Lending rates in December were at their average level of the past 15 years, he added, due in part to the cash rate reduction made in November - which was subsequently passed on by lenders. Furthermore, the Australian dollar remains at an historic high.
In fact, the Australian economic climate is in a good position to weather any further uncertainty that comes our way.
Unemployment, according to the Reserve Bank, has actually remained close to five per cent and "better-than-average" conditions have been recorded in some sectors. Encouragingly, inflation is likely to remain in line with the two to three per cent target set for 2012 and 2013, Stevens added.
Another signal that the market may be on the road to recovery is an upswing of land sales recorded in the most recent HIA-RP Data Residential Land Report.

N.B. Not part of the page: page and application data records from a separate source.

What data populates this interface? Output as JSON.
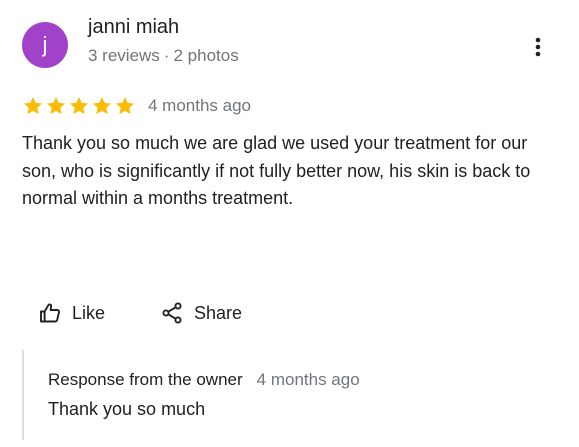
{
  "author": {
    "avatar_letter": "j",
    "avatar_color": "#a142c9",
    "name": "janni miah",
    "reviews": "3 reviews",
    "separator": "·",
    "photos": "2 photos"
  },
  "menu": {
    "icon": "more-vert-icon"
  },
  "review": {
    "rating": 5,
    "max_rating": 5,
    "star_color": "#fbbc04",
    "date": "4 months ago",
    "text": "Thank you so much we are glad we used your treatment for our son, who is significantly if not fully better now, his skin is back to normal within a months treatment."
  },
  "actions": {
    "like_label": "Like",
    "like_icon": "thumb-up-icon",
    "share_label": "Share",
    "share_icon": "share-icon"
  },
  "owner_response": {
    "title": "Response from the owner",
    "date": "4 months ago",
    "text": "Thank you so much",
    "border_color": "#dadce0"
  }
}
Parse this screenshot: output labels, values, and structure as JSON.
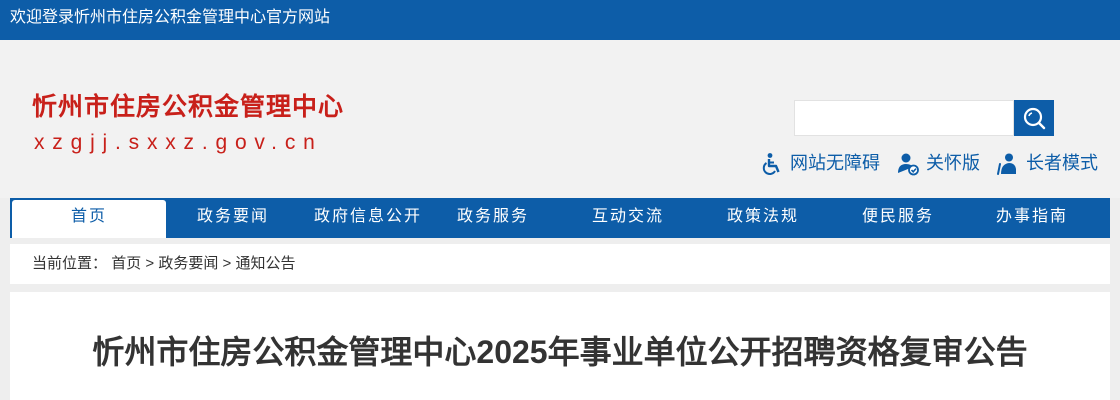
{
  "topbar": {
    "welcome": "欢迎登录忻州市住房公积金管理中心官方网站"
  },
  "header": {
    "site_title": "忻州市住房公积金管理中心",
    "site_domain": "xzgjj.sxxz.gov.cn",
    "search": {
      "placeholder": "",
      "value": ""
    },
    "tools": [
      {
        "label": "网站无障碍",
        "icon": "wheelchair-icon"
      },
      {
        "label": "关怀版",
        "icon": "care-icon"
      },
      {
        "label": "长者模式",
        "icon": "elder-icon"
      }
    ]
  },
  "nav": {
    "items": [
      {
        "label": "首页"
      },
      {
        "label": "政务要闻"
      },
      {
        "label": "政府信息公开"
      },
      {
        "label": "政务服务"
      },
      {
        "label": "互动交流"
      },
      {
        "label": "政策法规"
      },
      {
        "label": "便民服务"
      },
      {
        "label": "办事指南"
      }
    ]
  },
  "breadcrumb": {
    "prefix": "当前位置：",
    "items": [
      "首页",
      "政务要闻",
      "通知公告"
    ],
    "separator": ">"
  },
  "article": {
    "title": "忻州市住房公积金管理中心2025年事业单位公开招聘资格复审公告"
  },
  "colors": {
    "brand_blue": "#0d5da8",
    "brand_red": "#c8201a"
  }
}
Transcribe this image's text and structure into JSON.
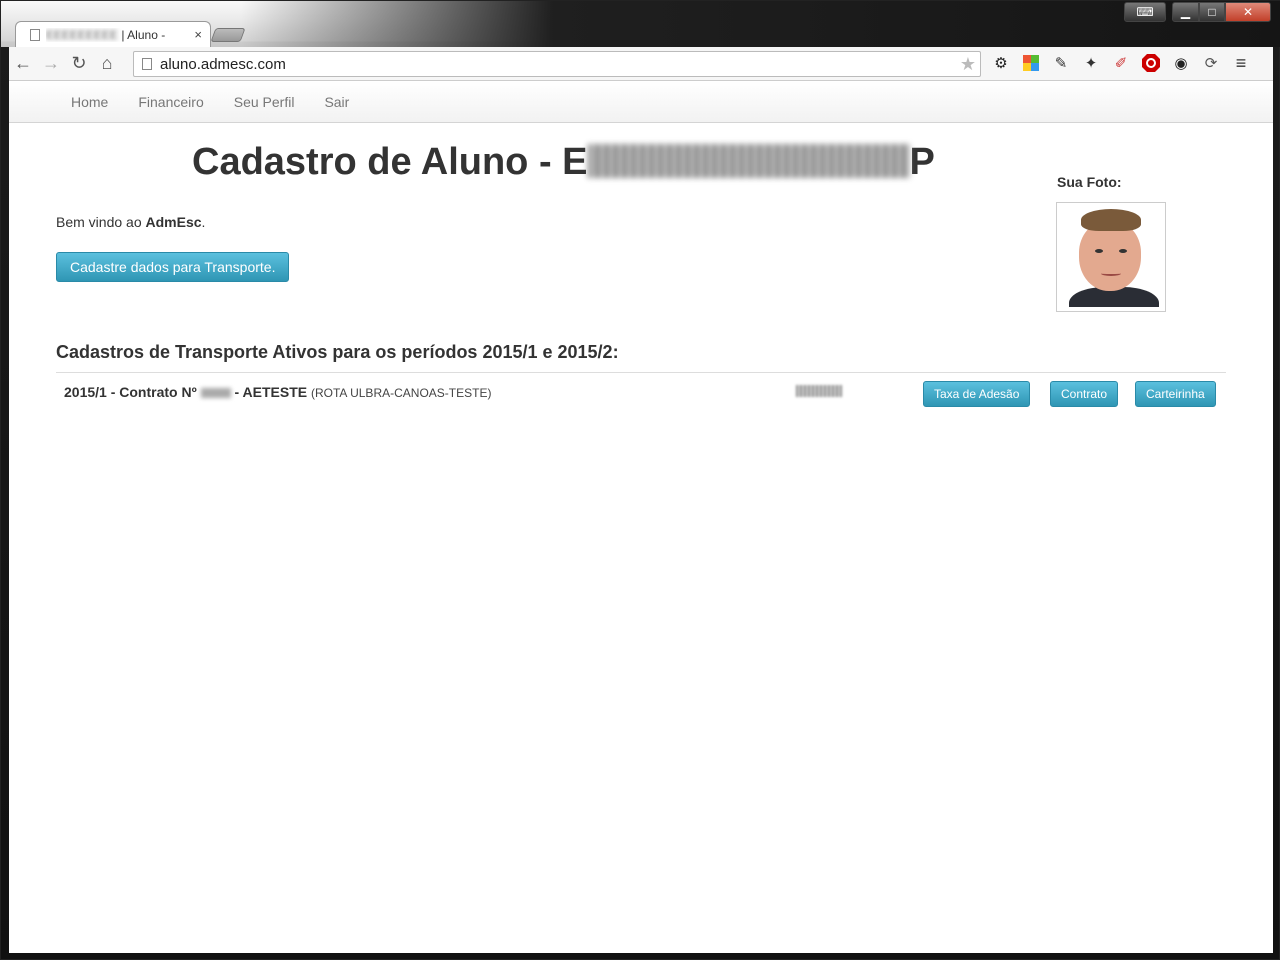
{
  "browser": {
    "tab_title_suffix": "| Aluno -",
    "tab_close": "×",
    "url": "aluno.admesc.com",
    "back": "←",
    "forward": "→",
    "reload": "↻",
    "home": "⌂",
    "star": "★",
    "menu": "≡"
  },
  "nav": {
    "items": [
      "Home",
      "Financeiro",
      "Seu Perfil",
      "Sair"
    ]
  },
  "page": {
    "heading_prefix": "Cadastro de Aluno - E",
    "heading_suffix": "P",
    "photo_label": "Sua Foto:",
    "welcome_prefix": "Bem vindo ao ",
    "welcome_brand": "AdmEsc",
    "welcome_suffix": ".",
    "transport_button": "Cadastre dados para Transporte.",
    "section_title": "Cadastros de Transporte Ativos para os períodos 2015/1 e 2015/2:"
  },
  "contracts": [
    {
      "prefix": "2015/1 - Contrato Nº",
      "suffix": "- AETESTE",
      "route": "(ROTA ULBRA-CANOAS-TESTE)",
      "buttons": [
        "Taxa de Adesão",
        "Contrato",
        "Carteirinha"
      ]
    }
  ],
  "colors": {
    "button": "#2f96b4",
    "heading": "#333333",
    "nav_text": "#777777"
  }
}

Andrew Harvey, senior economist at the Housing Industry Association (HIA), pointed out that land sales volumes have increased for three consecutive quarters - adding that this could be a sign of further recovery in the overall property market.
During the September 2011 quarter, the volume of land sales increased by 1.3 per cent - a figure which may rise even further with future cuts to the cash rate.
Harvey's statements were echoed by Cameron Kusher of RP Data, who asserted that the shoots of recovery recorded in December 2011 are likely to carry over into the new year as the housing market gains momentum.
Land sales, he explained, tend to be "an early leading indicator" that new home building activity will also pick up - and other sectors stand to benefit as well.
Kusher said: "Any improvement in land sales is an encouraging development for the housing construction industry while there are also positive flow-on effects."
He added that people who build new homes also tend to spend money on homeware, furniture, new electrical goods and even hardware.
"Should the improvement in land sales continue, it is likely to provide a much-needed boost for retailers," he concluded.